That answer implies that maybe the Rodriguez and Paunovic view Schweinsteiger as an attacking midfielder in MLS. Even though Rodriguez volunteered the concept of Schweinsteiger of a playmaking No. 10 without being asked about that role, he wouldn't commit to it.

"Pauno and I clearly have had discussions and we were comfortable with it in that regard," Rodriguez said of Schweinsteiger's fit. "I'm loathe to say No. 10 or otherwise again because I think those conjure up preconceived notions and I would also point out that Bastian played in attacking midfield role for Bayern in some of his last years there to great effect. We're talking about a player whose versatility, his intelligence through his dominance of the ball allows him to play a lot of different roles. I think that we all tend to fall into traps and want to define players in a very small way. Some players can transcend those definitions by virtue of their versatility. I think Bastian is one of those guys."

So if Rodriguez and Paunovic won't give much away yet, let's have fun speculating as to how the Fire may line up with the German in the fold.

For starters, there are some basic, reasonable assumptions you have to make when coming up with how things could fit together. These assumptions largely dictate the options available.

Neither Juninho nor Dax McCarty are going to the bench.

The simplest lineup solution would involve having Schweinsteiger step into his natural position and no one moving out of their natural spot. However, that's not going to happen because Juninho and McCarty are too good and too important to send to the bench. That's why this isn't simple. Finding a way to fit three central midfielders into the same starting lineup will require some creativity from Paunovic.

Nemanja Nikolic, David Accam and Michael de Leeuw all must start.

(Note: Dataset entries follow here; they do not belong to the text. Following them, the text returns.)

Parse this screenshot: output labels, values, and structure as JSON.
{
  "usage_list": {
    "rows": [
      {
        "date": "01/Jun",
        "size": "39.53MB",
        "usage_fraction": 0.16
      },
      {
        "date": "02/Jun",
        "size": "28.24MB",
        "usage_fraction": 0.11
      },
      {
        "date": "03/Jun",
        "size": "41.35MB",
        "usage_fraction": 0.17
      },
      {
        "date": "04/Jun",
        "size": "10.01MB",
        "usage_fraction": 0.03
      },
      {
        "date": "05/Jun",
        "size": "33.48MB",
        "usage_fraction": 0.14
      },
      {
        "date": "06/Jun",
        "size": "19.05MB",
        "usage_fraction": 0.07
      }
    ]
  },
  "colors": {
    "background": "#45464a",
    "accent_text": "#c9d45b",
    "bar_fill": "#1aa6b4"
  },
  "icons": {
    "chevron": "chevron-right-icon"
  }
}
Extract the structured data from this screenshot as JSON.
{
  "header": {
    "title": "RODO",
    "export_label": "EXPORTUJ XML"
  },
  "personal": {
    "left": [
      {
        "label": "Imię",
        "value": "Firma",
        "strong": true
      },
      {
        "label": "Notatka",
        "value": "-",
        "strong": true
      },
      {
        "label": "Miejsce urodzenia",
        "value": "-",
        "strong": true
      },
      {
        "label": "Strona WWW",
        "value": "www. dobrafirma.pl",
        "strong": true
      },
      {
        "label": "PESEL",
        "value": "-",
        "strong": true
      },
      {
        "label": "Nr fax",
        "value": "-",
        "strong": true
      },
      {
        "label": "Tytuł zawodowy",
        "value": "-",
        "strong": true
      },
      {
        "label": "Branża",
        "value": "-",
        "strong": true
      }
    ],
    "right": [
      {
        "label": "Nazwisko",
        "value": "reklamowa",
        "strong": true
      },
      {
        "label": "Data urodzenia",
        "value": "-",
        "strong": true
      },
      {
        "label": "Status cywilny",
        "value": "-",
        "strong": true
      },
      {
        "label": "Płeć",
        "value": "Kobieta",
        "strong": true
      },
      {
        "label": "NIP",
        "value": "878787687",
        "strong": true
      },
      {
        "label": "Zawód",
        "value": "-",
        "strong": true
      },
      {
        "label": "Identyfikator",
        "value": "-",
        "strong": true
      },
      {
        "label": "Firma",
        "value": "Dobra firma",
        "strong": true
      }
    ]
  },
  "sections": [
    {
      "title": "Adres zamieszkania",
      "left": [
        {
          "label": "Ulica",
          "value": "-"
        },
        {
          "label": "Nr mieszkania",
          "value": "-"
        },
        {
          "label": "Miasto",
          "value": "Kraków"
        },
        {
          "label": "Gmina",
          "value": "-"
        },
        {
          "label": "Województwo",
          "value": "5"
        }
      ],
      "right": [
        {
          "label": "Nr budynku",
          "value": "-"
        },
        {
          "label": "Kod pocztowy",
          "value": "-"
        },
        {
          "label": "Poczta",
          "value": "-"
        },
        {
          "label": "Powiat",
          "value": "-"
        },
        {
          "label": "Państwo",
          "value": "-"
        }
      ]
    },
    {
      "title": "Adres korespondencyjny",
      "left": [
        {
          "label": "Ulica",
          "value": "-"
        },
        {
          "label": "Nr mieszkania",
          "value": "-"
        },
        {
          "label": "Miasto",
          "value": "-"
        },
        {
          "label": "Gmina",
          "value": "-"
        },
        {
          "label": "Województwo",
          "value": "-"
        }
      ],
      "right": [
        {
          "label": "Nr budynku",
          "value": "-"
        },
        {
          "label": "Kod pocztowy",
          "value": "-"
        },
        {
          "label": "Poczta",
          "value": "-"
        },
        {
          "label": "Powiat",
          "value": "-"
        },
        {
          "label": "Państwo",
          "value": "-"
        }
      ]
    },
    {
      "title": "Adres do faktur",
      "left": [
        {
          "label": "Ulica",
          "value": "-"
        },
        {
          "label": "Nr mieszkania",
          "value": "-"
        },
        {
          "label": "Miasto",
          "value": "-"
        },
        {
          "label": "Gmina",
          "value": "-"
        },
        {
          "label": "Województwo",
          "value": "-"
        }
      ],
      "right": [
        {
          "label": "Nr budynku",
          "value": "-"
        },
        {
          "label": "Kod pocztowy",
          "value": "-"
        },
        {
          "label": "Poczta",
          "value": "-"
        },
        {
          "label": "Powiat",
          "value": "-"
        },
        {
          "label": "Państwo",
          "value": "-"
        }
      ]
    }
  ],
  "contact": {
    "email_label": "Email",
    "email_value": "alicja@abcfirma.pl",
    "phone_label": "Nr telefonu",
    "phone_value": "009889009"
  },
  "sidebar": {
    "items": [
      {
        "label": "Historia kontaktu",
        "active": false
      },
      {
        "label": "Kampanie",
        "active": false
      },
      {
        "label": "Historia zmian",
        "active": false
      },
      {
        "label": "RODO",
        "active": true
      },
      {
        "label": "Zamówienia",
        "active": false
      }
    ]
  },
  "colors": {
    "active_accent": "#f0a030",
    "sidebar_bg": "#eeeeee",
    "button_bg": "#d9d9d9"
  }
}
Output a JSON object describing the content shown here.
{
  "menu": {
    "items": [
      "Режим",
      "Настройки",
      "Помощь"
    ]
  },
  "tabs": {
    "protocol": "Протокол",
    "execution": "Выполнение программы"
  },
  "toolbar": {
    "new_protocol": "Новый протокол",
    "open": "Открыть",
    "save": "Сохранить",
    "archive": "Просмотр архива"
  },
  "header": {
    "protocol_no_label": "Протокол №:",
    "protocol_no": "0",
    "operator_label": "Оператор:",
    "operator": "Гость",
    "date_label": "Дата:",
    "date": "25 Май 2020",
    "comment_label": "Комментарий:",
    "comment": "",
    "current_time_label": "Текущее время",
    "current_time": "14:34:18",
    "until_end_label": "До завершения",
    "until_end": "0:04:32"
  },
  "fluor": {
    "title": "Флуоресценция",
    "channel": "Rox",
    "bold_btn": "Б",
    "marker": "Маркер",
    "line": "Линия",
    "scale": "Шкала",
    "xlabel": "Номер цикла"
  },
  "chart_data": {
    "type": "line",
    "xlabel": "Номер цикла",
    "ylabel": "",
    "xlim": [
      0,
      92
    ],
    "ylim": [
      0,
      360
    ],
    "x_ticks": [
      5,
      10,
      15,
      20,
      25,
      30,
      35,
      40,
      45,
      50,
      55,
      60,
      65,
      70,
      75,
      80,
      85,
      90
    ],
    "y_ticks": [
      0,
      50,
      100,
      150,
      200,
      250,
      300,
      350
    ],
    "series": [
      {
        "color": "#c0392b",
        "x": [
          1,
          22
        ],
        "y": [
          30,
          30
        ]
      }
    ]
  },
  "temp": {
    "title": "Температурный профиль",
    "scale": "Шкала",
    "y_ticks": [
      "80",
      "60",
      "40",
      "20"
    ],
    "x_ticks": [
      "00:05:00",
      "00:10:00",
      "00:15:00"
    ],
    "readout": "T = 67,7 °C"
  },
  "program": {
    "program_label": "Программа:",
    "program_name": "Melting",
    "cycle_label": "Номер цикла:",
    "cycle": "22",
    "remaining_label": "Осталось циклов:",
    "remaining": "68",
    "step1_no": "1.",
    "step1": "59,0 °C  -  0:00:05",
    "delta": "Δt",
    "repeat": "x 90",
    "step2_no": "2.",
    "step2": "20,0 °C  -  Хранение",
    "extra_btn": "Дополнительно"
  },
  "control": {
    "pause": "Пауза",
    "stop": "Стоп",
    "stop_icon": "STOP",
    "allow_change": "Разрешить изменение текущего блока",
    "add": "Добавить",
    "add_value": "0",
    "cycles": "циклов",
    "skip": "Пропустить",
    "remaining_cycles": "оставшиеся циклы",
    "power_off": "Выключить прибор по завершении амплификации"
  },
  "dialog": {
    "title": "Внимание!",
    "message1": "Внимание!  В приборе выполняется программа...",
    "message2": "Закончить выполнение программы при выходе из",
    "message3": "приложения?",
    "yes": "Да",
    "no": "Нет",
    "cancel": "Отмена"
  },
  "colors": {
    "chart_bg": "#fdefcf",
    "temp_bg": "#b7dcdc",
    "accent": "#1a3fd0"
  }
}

Like Schweinsteiger, Nikolic and Accam are designated players and will start when healthy. Hypthetically, the Fire could have Schweinsteiger come in as an extra midfielder in some sort of 4-5-1 (or 4-3-3) formation and have the Fire play with only one forward, which would be Nikolic. The problem with this is de Leeuw, who was arguably the team's best player after debuting last August, is too good to send to the bench. In this scenario he is left without a spot. Does he move into a wide position to accommodate Schweinsteiger and send Arturo Alvarez to the bench? This seems plausible, but less than ideal for de Leeuw, who has proven to be an effective goal poacher.

Given Rodriguez's quotes about Schweinsteiger being a playmaker, here are a couple ways this could work with him as the highest of the three central midfielders.

First, a 4-2-3-1, which Paunovic has used for most of his matches with the Fire. Schweinsteiger has more offensive responsibility here.

Second, a more traditional 4-3-3 where Vincent and Harrington will have provide more attacking width.

The differences between these two are subtle, but these seem to be the most likely possibilities.

But what about something very different? What about a 3-5-2? Paunovic tried this formation a few times last season, but often times it looked more like a very defensive 5-3-2 because, as he even said, the wide defenders weren't getting forward enough. Different personnel could change that. Behold:

The benefits to this are that the Fire's best offensive players are all on the field at the same time in their natural positions and Schweinsteiger won't be asked to cover a lot of ground with Juninho and McCarty playing behind him centrally.

However, there's always risk going with a three-man back line. McCarty and Juninho can provide better cover and support than the Fire had last year when trying this formation. Another option would be to have Brandon Vincent replace Alvarez to have a more defensive-minded player on the field.

The answer won't come until Schweinsteiger makes his first start in a Fire uniform, and even then Paunovic may tinker or change his mind.

"I would just say I don't think people should make an assumption as to how we're going to line up or play or what roles we're going to fill," Rodriguez said. "I think that we have to allow this team to come together. We have to allow this team to play together. We have to allow competition to change to determine who plays."